Application-Modernization with JMockit and JUnit

When working with legacy-code it is often a good strategy to start increasing test-coverage. But writing tests without changing the legacy-code seems difficult to achieve in the most cases. Often it is enough to execute internal modules in isolation but sometimes there is not enough modularity for the testcase you’re trying to write. In these cases one is only left with one option: changing the behavior of JDK-provided functionality.

Often considered an anti-pattern it can be very useful when increasing test-coverage on legacy-code, like in the following example.
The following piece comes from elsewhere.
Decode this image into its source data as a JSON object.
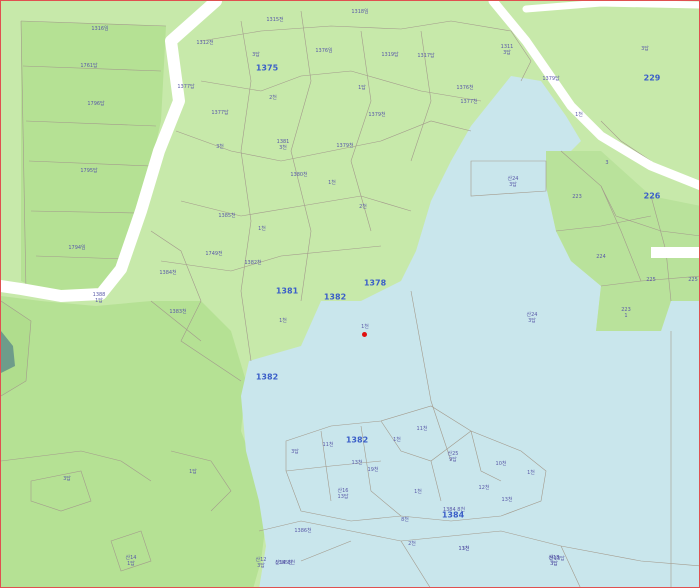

Increasing test-coverage without changing the code-base

With JMockit and its internal RedefinitionEngine even implementations with keyword “final” can be changed. So this is a little bit like hacking the JDK because as the keyword indicates these implementations were meant to be final meaning they shouldn’t be changeable.


import java.io.IOException;
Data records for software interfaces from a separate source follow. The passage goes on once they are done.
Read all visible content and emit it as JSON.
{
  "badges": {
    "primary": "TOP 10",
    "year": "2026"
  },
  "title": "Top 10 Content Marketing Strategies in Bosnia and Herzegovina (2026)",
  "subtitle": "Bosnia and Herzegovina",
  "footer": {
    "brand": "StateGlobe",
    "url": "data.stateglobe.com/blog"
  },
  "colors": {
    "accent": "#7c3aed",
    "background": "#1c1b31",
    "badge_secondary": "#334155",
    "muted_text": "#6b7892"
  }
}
import junit.framework.Assert;

import mockit.Mock;
import mockit.MockUp;

import org.junit.Test;

public class IntegrationTest {
	@Test
	public void shouldMockProcessBuilder() throws IOException {
		// Mocking for final class ProcessBuilder providing dummy Process
		final Process processMocked = new ProcessBuilder("java", "-version").start();
		new MockUp() {
			@Mock
			public Process start() throws IOException {
				return processMocked;
			}
		};

		ProcessBuilder processBuilder = new ProcessBuilder();
        Process process = processBuilder.start();
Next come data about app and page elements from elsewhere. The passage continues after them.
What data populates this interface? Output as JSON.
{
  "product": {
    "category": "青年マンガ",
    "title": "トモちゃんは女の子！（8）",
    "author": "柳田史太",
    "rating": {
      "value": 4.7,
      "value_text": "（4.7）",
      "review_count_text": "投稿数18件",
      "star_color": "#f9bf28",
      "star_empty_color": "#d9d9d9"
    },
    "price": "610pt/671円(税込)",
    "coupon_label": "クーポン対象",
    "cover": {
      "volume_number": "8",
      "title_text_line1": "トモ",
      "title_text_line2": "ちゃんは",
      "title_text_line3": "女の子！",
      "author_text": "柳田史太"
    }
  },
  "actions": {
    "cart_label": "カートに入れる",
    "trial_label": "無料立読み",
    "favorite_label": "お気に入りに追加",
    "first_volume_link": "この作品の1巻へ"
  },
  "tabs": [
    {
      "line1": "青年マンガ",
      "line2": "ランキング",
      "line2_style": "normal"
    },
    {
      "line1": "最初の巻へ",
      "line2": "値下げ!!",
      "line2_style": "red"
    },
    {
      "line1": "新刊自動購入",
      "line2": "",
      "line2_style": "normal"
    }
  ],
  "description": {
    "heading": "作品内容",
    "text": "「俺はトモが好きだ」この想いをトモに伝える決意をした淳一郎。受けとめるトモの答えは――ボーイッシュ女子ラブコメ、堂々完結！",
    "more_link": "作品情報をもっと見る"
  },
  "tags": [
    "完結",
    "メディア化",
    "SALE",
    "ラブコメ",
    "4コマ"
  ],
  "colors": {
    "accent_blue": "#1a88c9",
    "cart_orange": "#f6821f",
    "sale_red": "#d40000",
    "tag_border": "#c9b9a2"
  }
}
        Assert.assertEquals(processMocked, process);
	}
}

What we are doing in the integration-test is basically setting up JMockit and providing a mock-object for JDKs ProcessBuilder implementation where we are “overwriting” the “start”-method.

High-level understanding of JMockits type-redefinition engine

Internally JMockit uses java.lang.Instrumentation to instrument Java programming language code. In contrast to original instrumentation designed by the JDK, JMockit instrumentation is not only the addition of byte-code to methods since it also can change application state or behavior.
JMockit uses internal classes like BaseTypeRedefinition which actually rewrite byte-code by calling toByteArray() on a ClassVisitor-instance and using that byte-array in a ClassDefinition which is finally used for redefining the class.